Plaque covered teeth, bad breath, bleeding gums and pain on eating hard food are commonly seen in older pets and are signs of periodontal disease.
Periodontal disease involves the buildup of plaque and calculus on teeth, which serves as a breeding ground for zillions of bacteria. The animal mounts an immune response to all these bacteria and the byproduct of this immune response is that the dog starts destroying its own gums, leading to rotting teeth sitting in rotting gums.
Periodontal disease may seem like something to expect and ignore in older pets but that is not the case. It can cause all sorts of secondary problems; tooth abscesses, jaw bone infections, chronic respiratory infections and has even been implicated in heart and liver disease. Cats especially, stop eating when their teeth are sore, leading to severe loss of weight and secondary liver disease issues.
Ideally one should brush pets’ teeth regularly or apply special oral rinses that inhibit plaque, provide dental chews or dental diets that prevent the proliferation of plaque. However, if you notice a lot of plaque on your pet’s teeth better to treat early by bringing into us for a dental scale and polish; where we break off all the rotten calculus and polish the teeth clean.
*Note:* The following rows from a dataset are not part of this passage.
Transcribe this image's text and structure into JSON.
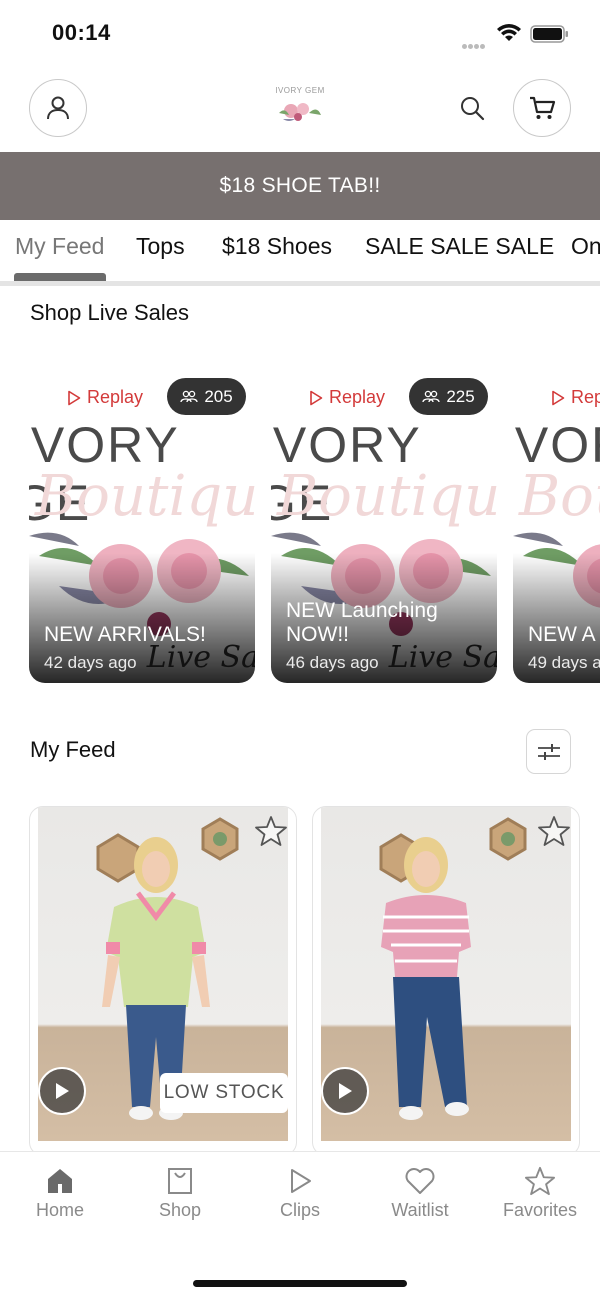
{
  "status_bar": {
    "time": "00:14"
  },
  "header": {
    "logo_text": "IVORY GEM"
  },
  "promo_banner": "$18 SHOE TAB!!",
  "tabs": [
    {
      "label": "My Feed",
      "active": true
    },
    {
      "label": "Tops"
    },
    {
      "label": "$18 Shoes"
    },
    {
      "label": "SALE SALE SALE"
    },
    {
      "label": "On"
    }
  ],
  "live_sales": {
    "title": "Shop Live Sales",
    "cards": [
      {
        "replay": "Replay",
        "viewers": "205",
        "brand": "IVORY GE",
        "script": "Boutique",
        "title": "NEW ARRIVALS!",
        "age": "42 days ago",
        "live_script": "Live Sa"
      },
      {
        "replay": "Replay",
        "viewers": "225",
        "brand": "IVORY GE",
        "script": "Boutique",
        "title": "NEW Launching NOW!!",
        "age": "46 days ago",
        "live_script": "Live Sa"
      },
      {
        "replay": "Rep",
        "viewers": "",
        "brand": "IVOR",
        "script": "Bou",
        "title": "NEW A",
        "age": "49 days a",
        "live_script": ""
      }
    ]
  },
  "feed": {
    "title": "My Feed",
    "products": [
      {
        "badge": "LOW STOCK",
        "shirt_color": "#cfe0a0",
        "trim_color": "#f08aa8"
      },
      {
        "badge": "",
        "shirt_color": "#e7a2b7",
        "trim_color": "#ffffff"
      }
    ]
  },
  "bottom_nav": [
    {
      "label": "Home",
      "icon": "home-icon",
      "active": true
    },
    {
      "label": "Shop",
      "icon": "shopping-bag-icon"
    },
    {
      "label": "Clips",
      "icon": "play-icon"
    },
    {
      "label": "Waitlist",
      "icon": "heart-icon"
    },
    {
      "label": "Favorites",
      "icon": "star-icon"
    }
  ],
  "colors": {
    "promo_bg": "#77706f",
    "replay_red": "#d33a3a",
    "nav_inactive": "#8a8a8a"
  }
}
If the gums have already started to be eaten away and the teeth are loose, we will probably have to pull these teeth out.